ABOUT THIS TASK: Every line of the data below that holds the string "icon" needs to be reported.

Dataset rows describing interfaces:
=-=-=-=-=

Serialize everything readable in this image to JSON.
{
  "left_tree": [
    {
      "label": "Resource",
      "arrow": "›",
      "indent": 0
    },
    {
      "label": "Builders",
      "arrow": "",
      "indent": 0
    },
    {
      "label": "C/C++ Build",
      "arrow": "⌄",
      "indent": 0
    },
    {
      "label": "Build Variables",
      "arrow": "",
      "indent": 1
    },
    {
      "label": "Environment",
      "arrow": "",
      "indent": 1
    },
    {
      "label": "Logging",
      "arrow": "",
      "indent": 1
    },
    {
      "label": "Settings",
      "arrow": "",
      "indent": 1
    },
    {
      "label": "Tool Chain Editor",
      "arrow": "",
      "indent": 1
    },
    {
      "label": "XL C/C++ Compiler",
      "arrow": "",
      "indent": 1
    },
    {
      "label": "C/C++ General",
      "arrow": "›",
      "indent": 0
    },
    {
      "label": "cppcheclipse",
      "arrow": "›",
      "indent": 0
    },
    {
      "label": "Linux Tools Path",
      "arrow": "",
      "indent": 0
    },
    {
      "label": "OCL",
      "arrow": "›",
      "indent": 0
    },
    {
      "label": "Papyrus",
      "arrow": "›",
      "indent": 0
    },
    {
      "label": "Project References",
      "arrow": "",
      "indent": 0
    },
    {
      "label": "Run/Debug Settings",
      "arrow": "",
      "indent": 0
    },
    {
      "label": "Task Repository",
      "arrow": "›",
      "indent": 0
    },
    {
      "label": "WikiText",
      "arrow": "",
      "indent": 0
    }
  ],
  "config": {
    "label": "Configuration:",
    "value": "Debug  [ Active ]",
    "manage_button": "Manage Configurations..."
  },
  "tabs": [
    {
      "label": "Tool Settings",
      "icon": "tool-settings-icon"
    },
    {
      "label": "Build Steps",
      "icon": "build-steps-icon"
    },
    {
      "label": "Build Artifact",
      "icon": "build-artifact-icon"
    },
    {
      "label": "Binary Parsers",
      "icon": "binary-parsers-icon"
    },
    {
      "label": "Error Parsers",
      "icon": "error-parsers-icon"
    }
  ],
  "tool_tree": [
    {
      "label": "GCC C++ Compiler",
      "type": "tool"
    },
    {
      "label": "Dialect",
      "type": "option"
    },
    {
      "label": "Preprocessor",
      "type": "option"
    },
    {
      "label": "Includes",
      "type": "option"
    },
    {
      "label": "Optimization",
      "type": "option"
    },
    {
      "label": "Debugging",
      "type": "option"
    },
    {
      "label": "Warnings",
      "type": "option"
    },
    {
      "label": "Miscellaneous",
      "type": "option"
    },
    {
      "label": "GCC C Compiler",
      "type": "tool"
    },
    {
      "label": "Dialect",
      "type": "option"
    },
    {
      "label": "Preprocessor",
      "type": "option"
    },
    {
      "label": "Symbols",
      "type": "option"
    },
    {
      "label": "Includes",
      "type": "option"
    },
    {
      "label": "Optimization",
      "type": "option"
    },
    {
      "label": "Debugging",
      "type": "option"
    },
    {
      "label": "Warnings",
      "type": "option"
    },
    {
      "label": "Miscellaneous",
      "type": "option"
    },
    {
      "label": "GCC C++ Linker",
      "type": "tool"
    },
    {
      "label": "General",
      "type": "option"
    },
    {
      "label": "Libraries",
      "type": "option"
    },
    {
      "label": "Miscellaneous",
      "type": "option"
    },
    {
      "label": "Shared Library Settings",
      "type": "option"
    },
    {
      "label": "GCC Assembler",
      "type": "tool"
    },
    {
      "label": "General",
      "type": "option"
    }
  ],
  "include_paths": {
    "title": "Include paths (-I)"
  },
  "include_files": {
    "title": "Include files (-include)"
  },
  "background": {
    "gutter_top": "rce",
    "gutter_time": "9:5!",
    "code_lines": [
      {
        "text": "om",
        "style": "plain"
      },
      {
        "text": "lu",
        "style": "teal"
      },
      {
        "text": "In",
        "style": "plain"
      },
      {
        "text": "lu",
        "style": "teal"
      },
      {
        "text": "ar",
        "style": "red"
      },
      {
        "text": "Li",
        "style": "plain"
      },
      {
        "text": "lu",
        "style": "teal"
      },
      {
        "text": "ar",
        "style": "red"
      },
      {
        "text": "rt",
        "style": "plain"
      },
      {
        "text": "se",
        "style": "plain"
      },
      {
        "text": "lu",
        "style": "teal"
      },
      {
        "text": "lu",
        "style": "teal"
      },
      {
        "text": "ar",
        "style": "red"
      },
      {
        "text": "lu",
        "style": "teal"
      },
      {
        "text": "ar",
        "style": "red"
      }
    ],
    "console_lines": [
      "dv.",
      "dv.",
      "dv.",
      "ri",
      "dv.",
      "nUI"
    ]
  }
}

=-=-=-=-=

RESULT:
      "icon": "tool-settings-icon"
      "icon": "build-steps-icon"
      "icon": "build-artifact-icon"
      "icon": "binary-parsers-icon"
      "icon": "error-parsers-icon"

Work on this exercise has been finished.